“The average attention of a “millenial” is 8 seconds”.
Who said so? Well, a “millenial” of course! Not just any “millenial”. This attention-grabbing claim was made by an impressive young man who was a presenter at a conference I attended this week in London. Billed as a ‘disruptor’, (credit: Ilias Vartholomaios, Co-Founder of Owiwi) he spoke about the realities that those of us who identify with the 20th Century (I’m one) will have to come to terms with as we live out the remainder of our lives in the 21st.
Young people born after 1995 have not yet become part of the mainstream workforce. He informed us that, by the time they reach the age of 21 they will have spent (on average) 10,000 hours playing online games. As a comparator, that is pretty much the same amount of time an average US student will spend in high school between fifth grade and graduation, assuming a perfect attendance record.
So what? Well, we already know that what young people want from work, what they aspire to, and how they choose to communicate is changing rapidly. Email is becoming obsolete as the tool of choice for anyone younger than a baby-boomer, physical presence is already the exception when it comes to communication in the workplace, and with ‘futuristic’ technologies such as 3-D printing, driverless cars and drone delivery all now very much with us, tomorrow’s workplace of today’s children will be an alien landscape for anyone from last century attempting to navigate it.
But what does this have to do with the 8 seconds claim?
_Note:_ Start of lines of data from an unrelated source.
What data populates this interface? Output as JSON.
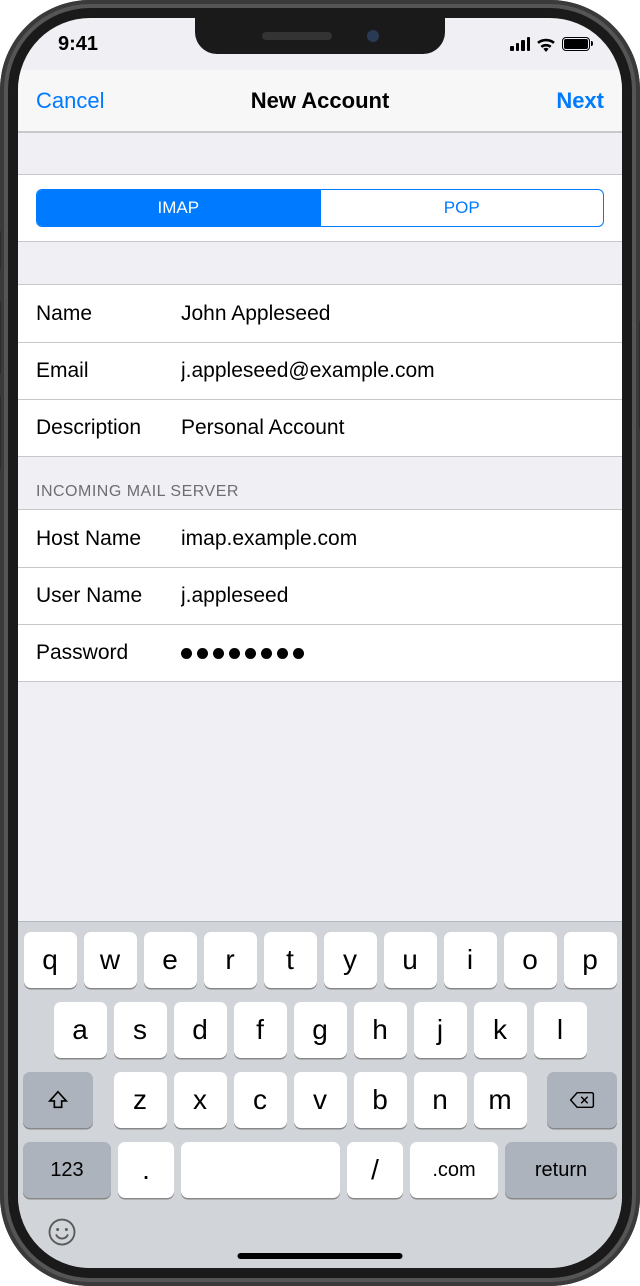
{
  "status": {
    "time": "9:41"
  },
  "nav": {
    "cancel": "Cancel",
    "title": "New Account",
    "next": "Next"
  },
  "seg": {
    "imap": "IMAP",
    "pop": "POP"
  },
  "account": {
    "name_label": "Name",
    "name_value": "John Appleseed",
    "email_label": "Email",
    "email_value": "j.appleseed@example.com",
    "desc_label": "Description",
    "desc_value": "Personal Account"
  },
  "incoming": {
    "header": "INCOMING MAIL SERVER",
    "host_label": "Host Name",
    "host_value": "imap.example.com",
    "user_label": "User Name",
    "user_value": "j.appleseed",
    "pass_label": "Password",
    "pass_masked_count": 8
  },
  "keyboard": {
    "row1": [
      "q",
      "w",
      "e",
      "r",
      "t",
      "y",
      "u",
      "i",
      "o",
      "p"
    ],
    "row2": [
      "a",
      "s",
      "d",
      "f",
      "g",
      "h",
      "j",
      "k",
      "l"
    ],
    "row3": [
      "z",
      "x",
      "c",
      "v",
      "b",
      "n",
      "m"
    ],
    "key_123": "123",
    "key_dot": ".",
    "key_slash": "/",
    "key_com": ".com",
    "key_return": "return"
  }
}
The millennials are the biggest generation yet, with 2.5 billion worldwide and growing. They have grown up with social networks embedded in technology. They touch and swipe as naturally as they breathe. They have infinite choices of entertainment and stimulation at the end of their fingertips. Soon, it will not even require this level of manual effort. Voice, eye movements and even embedded circuitry in the form of bio-networks will be common-place.
This is a population who will form 50% of the workforce worldwide by 2020 and 75% by 2030.
And they want, indeed demand, a different experience from work.
- They are used to, and expect, constant (even instantaneous) feedback.
- They demand their experiences to be personalised.
- They have high expectations (answers must be out there and available on the net)
- They will learn in short bursts, so micro-learning will become the norm.
- They will be career multi-taskers. Not inspired by company loyalty like their ancestors.
- They will not work ‘for’ organisations, but work ‘with’ organisations.
- They want to make a difference and are more inspired by purpose than salary.
Having bought all of that, I am still troubled by the 8 seconds claim! Attention is at the core of learning. It is fundamental to the process of problem-solving and decision-making. It is necessary to focus minds on what is most important and to prioritise where energy is best directed.
Technology is advancing exponentially, but the way that we humans think, reflect, imagine, ruminate and generally process information is not keeping pace. I have no doubt that the way we use technology is, and will continue to, impact our neurobiology, but biological evolution progresses at a conspicuously slower pace than technological revolution.
The key to effective learning and personal growth is, at its core, mastering one’s own internal focus of attention. Similarly, the vital component of truly effective communication lies with attention. Without the ability to name what is most important, what is at stake, and what the opportunities and/or consequences of any given action might be, conversations fail.
The world that our millenial population will inherit and run, will face the greatest challenges humanity has ever faced. Climate change, energy and water shortages, global conflicts and refugee crises. Technology can assist us in solving these problems, but it will be down to humans to focus on what is most important, to name what is at stake, to communicate in such a way that grabs people’s attention (for longer than 8 seconds), and to make good decisions that matter for everyone.
If you would like to discover more about the importance of attention for effective communication in your workplace please get in touch. Simply submit some basic details through the Contact Us page. I will be delighted to discuss further with you.